The study, led by Professor Gill Livingston (UCL Psychiatry), found that family caregivers who took the START (STrAtegies for RelaTives) course were seven times less likely to develop clinically significant depression than those given usual care, with benefits lasting for at least 2 years.
Livingston and colleagues randomly assigned 260 family carers who did not have depression at the start of the study to either the 8-session START programme (173 carers) or to usual care consisting of medical, psychological, and social services for the person with dementia (control; 87). START was delivered by non-clinically trained psychology graduates working on a one-to-one basis with family carers at their home to identify individual difficulties and implement coping strategies (eg, behavioural management techniques, help with accessing emotional support, and relaxation).
Assessments were made of depression and anxiety using the Hospital Anxiety and Depression Scale (HADS) and of cost-effectiveness over 2 years.
On average, carers in the START group reported a significant (2.58 point) improvement in HADS total score compared to the usual care group in both the short (8 months) and long term (24 months). Moreover, START was no more expensive, and showed the best value for money based on NICE cost effectiveness thresholds

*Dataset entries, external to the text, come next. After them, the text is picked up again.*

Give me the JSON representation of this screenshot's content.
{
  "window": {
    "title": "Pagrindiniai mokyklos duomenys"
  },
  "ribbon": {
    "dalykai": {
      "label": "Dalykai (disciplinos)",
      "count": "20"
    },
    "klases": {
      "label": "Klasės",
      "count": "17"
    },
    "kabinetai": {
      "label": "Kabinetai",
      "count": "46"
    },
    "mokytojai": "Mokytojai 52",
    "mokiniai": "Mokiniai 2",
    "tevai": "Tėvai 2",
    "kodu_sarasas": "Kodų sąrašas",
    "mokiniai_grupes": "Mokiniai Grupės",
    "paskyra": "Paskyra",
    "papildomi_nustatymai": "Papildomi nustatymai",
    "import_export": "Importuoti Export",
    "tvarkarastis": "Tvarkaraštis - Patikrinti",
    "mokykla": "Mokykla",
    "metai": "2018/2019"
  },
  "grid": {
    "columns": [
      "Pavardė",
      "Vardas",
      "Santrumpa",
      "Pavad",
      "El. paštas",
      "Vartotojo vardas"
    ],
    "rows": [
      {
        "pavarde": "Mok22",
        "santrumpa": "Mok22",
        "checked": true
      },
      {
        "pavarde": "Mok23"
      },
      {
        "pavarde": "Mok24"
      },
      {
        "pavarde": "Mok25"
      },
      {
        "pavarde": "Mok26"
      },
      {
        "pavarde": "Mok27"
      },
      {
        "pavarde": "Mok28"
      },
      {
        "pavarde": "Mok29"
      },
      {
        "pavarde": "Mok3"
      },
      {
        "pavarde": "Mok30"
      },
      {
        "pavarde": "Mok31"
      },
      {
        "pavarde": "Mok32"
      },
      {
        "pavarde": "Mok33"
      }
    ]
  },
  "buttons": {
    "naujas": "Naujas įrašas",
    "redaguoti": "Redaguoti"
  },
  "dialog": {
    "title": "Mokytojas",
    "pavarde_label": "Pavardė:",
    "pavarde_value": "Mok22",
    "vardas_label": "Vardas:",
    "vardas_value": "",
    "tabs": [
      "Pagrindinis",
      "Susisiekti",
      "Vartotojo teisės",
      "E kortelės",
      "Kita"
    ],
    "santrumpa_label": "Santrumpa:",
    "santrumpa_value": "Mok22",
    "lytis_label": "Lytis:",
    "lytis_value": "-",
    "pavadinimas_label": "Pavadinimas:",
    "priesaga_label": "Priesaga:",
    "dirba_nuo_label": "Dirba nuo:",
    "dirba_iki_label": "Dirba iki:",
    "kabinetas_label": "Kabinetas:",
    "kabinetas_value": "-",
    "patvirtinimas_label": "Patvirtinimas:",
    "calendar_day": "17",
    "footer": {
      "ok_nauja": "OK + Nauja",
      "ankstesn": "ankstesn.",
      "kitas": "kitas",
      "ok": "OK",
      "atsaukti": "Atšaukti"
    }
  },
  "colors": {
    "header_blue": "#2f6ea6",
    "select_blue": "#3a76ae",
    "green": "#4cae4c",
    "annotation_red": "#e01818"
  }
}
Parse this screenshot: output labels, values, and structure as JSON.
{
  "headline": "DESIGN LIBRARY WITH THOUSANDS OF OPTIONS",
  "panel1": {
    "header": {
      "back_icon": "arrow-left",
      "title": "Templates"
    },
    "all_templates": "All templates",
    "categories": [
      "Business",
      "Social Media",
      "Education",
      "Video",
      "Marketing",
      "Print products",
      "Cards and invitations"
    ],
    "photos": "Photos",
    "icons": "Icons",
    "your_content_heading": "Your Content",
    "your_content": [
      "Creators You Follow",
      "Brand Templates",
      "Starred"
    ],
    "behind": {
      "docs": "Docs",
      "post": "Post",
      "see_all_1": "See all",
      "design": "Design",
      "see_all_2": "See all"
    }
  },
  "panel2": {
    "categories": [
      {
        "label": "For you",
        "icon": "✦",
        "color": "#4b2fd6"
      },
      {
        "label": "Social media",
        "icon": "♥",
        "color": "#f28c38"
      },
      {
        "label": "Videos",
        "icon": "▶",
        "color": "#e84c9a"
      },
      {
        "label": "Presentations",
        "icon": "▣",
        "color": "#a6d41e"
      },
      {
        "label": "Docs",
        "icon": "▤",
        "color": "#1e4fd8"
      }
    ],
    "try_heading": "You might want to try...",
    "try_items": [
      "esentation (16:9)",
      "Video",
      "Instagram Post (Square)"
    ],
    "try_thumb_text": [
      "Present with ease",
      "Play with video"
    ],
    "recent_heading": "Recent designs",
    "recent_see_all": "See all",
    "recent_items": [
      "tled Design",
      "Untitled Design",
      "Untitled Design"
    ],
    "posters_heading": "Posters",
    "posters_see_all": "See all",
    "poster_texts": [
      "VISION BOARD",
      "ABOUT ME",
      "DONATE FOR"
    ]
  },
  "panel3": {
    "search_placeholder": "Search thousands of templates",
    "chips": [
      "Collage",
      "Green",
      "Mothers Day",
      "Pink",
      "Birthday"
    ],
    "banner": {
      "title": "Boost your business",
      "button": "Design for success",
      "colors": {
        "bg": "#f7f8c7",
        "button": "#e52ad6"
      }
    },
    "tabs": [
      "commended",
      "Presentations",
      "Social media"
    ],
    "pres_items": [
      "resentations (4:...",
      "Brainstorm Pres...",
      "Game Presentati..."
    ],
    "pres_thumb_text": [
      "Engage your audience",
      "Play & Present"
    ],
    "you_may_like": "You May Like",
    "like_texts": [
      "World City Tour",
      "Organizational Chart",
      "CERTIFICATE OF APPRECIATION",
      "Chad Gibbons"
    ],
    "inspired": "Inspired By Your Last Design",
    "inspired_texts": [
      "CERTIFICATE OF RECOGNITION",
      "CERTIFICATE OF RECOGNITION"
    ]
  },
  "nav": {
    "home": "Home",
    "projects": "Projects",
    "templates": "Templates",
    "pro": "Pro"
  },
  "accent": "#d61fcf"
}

According to Professor Livingston, “Worldwide, there are an estimated 44 million people with dementia, and this figure is likely to double every 20 years. Too often people forget the substantial effect dementia has on family members caring for relatives with dementia. Policy frameworks assume that families will remain the main providers of their (unpaid) support. This new cost-neutral programme is an effective way to support carers and improve their mental health and quality of life and should be made widely available.”
To see how the START course was led and what was said and done, see the START manual. START's LEADER MANUAL is contained in the NIH's Health Technology Assessment. The START manual is on pages 101 through 271. To download the report, click on:
"The START Manual: STrAtegies for RelaTives (See pages 101 - 271)" .